That's good news for civil rights and police accountability.

We are all better off with the addition of these devices on the uniforms of the officers who patrol our streets. Body-worn cameras (BWCs) have already been shown to provide greater accountability in cities that have deployed them, including New York, Philadelphia, Denver, Los Angeles, Seattle and most of the rest of the 25 largest cities in the country (as well as Gill and Methuen, which have helped to lead the way in Massachusetts).

We are better off because of testimony from Commissioner William Evans, publicly acknowledging the need for greater accountability in the Boston Police department. As the Commissioner said in court last week:

"Heaven forbid our officers get involved in a shooting and we don't have video footage....We are one incident away from what happened in other cities....This [wearing body cameras] is something that is coming to every police department."

We are better off thanks to strong leadership shown by a group of new young leaders, who have consistently—over two years—taken up the mantle for greater police accountability. Of note, the emergence of the Boston Police Camera Action Team (BPCAT) is a great sign of this city's potential to build a strong civil society, in which the police are responsive to the people they are hired to serve and protect.

The ACLU of Massachusetts proudly partnered with BPCAT, the NAACP, the Black Law Students Association at Harvard, and community leaders to develop a Do it Right campaign for the use of body-worn cameras. Together, we designed a model policy that reflects best protections for privacy and due process. Together, we testified at city council hearings. Most importantly, we listened and heard from the people at community meetings.

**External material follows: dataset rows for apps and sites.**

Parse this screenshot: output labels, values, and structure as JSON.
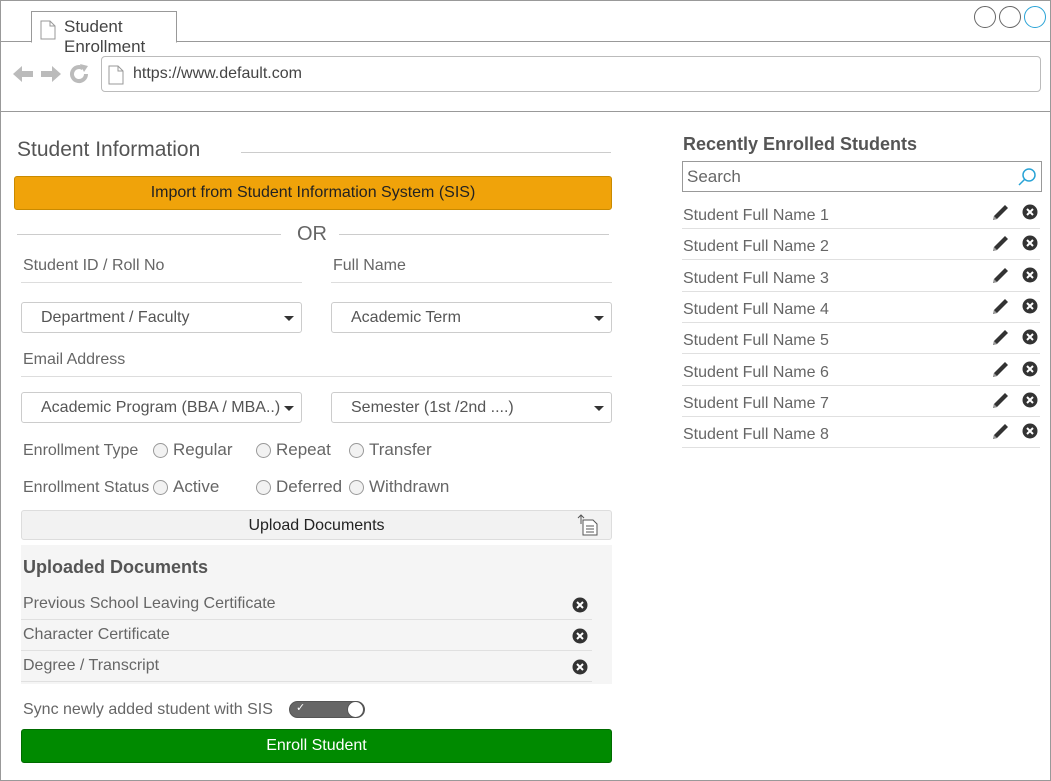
{
  "browser": {
    "tab_title": "Student Enrollment",
    "url": "https://www.default.com"
  },
  "form": {
    "section_title": "Student Information",
    "import_button": "Import from Student Information System (SIS)",
    "or_text": "OR",
    "student_id_label": "Student ID / Roll No",
    "full_name_label": "Full Name",
    "department_select": "Department / Faculty",
    "term_select": "Academic Term",
    "email_label": "Email Address",
    "program_select": "Academic Program (BBA / MBA..)",
    "semester_select": "Semester (1st /2nd ....)",
    "enrollment_type": {
      "label": "Enrollment Type",
      "options": [
        "Regular",
        "Repeat",
        "Transfer"
      ]
    },
    "enrollment_status": {
      "label": "Enrollment Status",
      "options": [
        "Active",
        "Deferred",
        "Withdrawn"
      ]
    },
    "upload_button": "Upload Documents",
    "uploaded_title": "Uploaded Documents",
    "documents": [
      "Previous School Leaving Certificate",
      "Character Certificate",
      "Degree / Transcript"
    ],
    "sync_label": "Sync newly added student with SIS",
    "sync_enabled": true,
    "enroll_button": "Enroll Student"
  },
  "recent": {
    "title": "Recently Enrolled Students",
    "search_placeholder": "Search",
    "students": [
      "Student Full Name 1",
      "Student Full Name 2",
      "Student Full Name 3",
      "Student Full Name 4",
      "Student Full Name 5",
      "Student Full Name 6",
      "Student Full Name 7",
      "Student Full Name 8"
    ]
  },
  "colors": {
    "import_button": "#f0a30a",
    "enroll_button": "#008a00",
    "search_icon": "#29a3d6"
  }
}
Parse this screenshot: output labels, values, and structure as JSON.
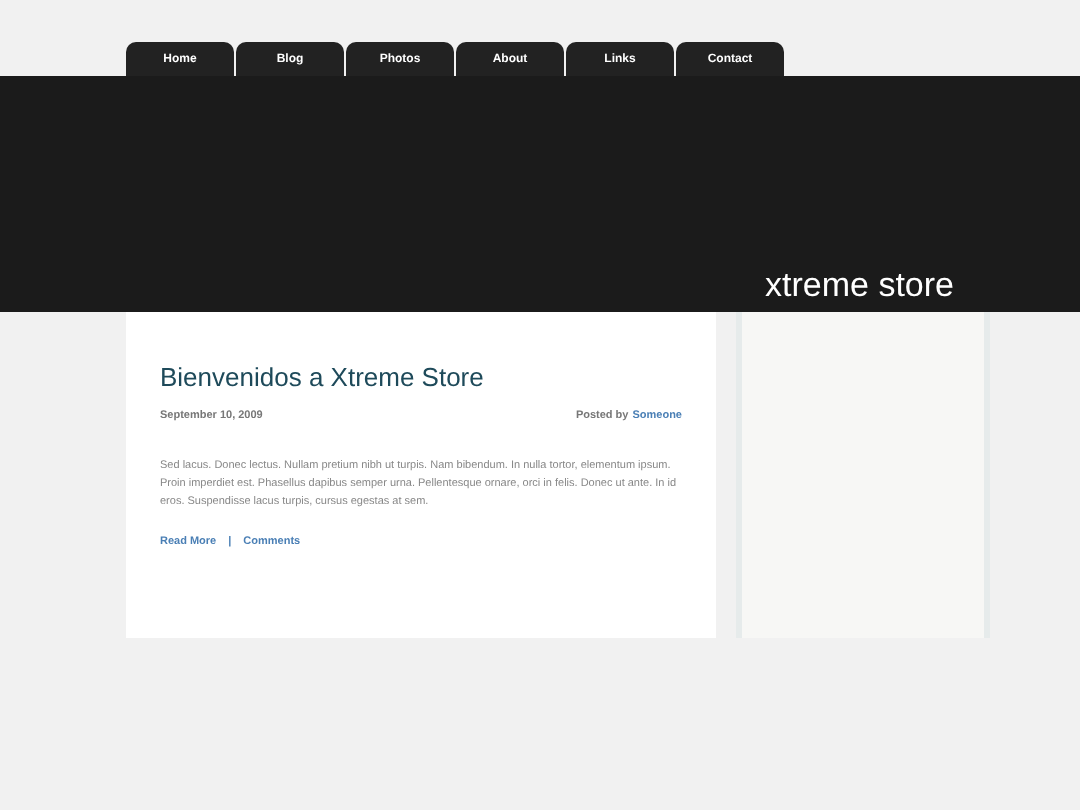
{
  "nav": [
    {
      "label": "Home"
    },
    {
      "label": "Blog"
    },
    {
      "label": "Photos"
    },
    {
      "label": "About"
    },
    {
      "label": "Links"
    },
    {
      "label": "Contact"
    }
  ],
  "header": {
    "site_title": "xtreme store"
  },
  "post": {
    "title": "Bienvenidos a Xtreme Store",
    "date": "September 10, 2009",
    "posted_by": "Posted by",
    "author": "Someone",
    "body": "Sed lacus. Donec lectus. Nullam pretium nibh ut turpis. Nam bibendum. In nulla tortor, elementum ipsum. Proin imperdiet est. Phasellus dapibus semper urna. Pellentesque ornare, orci in felis. Donec ut ante. In id eros. Suspendisse lacus turpis, cursus egestas at sem.",
    "links": [
      "Read More",
      "Comments"
    ],
    "separator": "|"
  }
}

Our “Do It Right” campaign continues. Looking ahead, the ACLU agrees with BPCAT's three-part prescription for body-worn cameras: (1) they must be mandatory for all officers, not just those in the pilot program that launched this week; (2) officers who refuse to comply must face consequences; and (3) officers should not be permitted to pre-screen videos before writing their reports.

At the same time, video footage taken by you—passersby—remains key to ensuring police accountability, as Commissioner Evans himself testified.

We must remain vigilant when building constructive police-community relations. But the launch of a body-worn camera pilot program is a giant step toward doing it right, proving once again that Boston and cities throughout the Commonwealth are better off when they use technology in the service of liberty.
 
Rahsaan Hall is the director of the Racial Justice Program at the ACLU of Massachusetts. Carol Rose is the executive director of the ACLU of Massachusetts.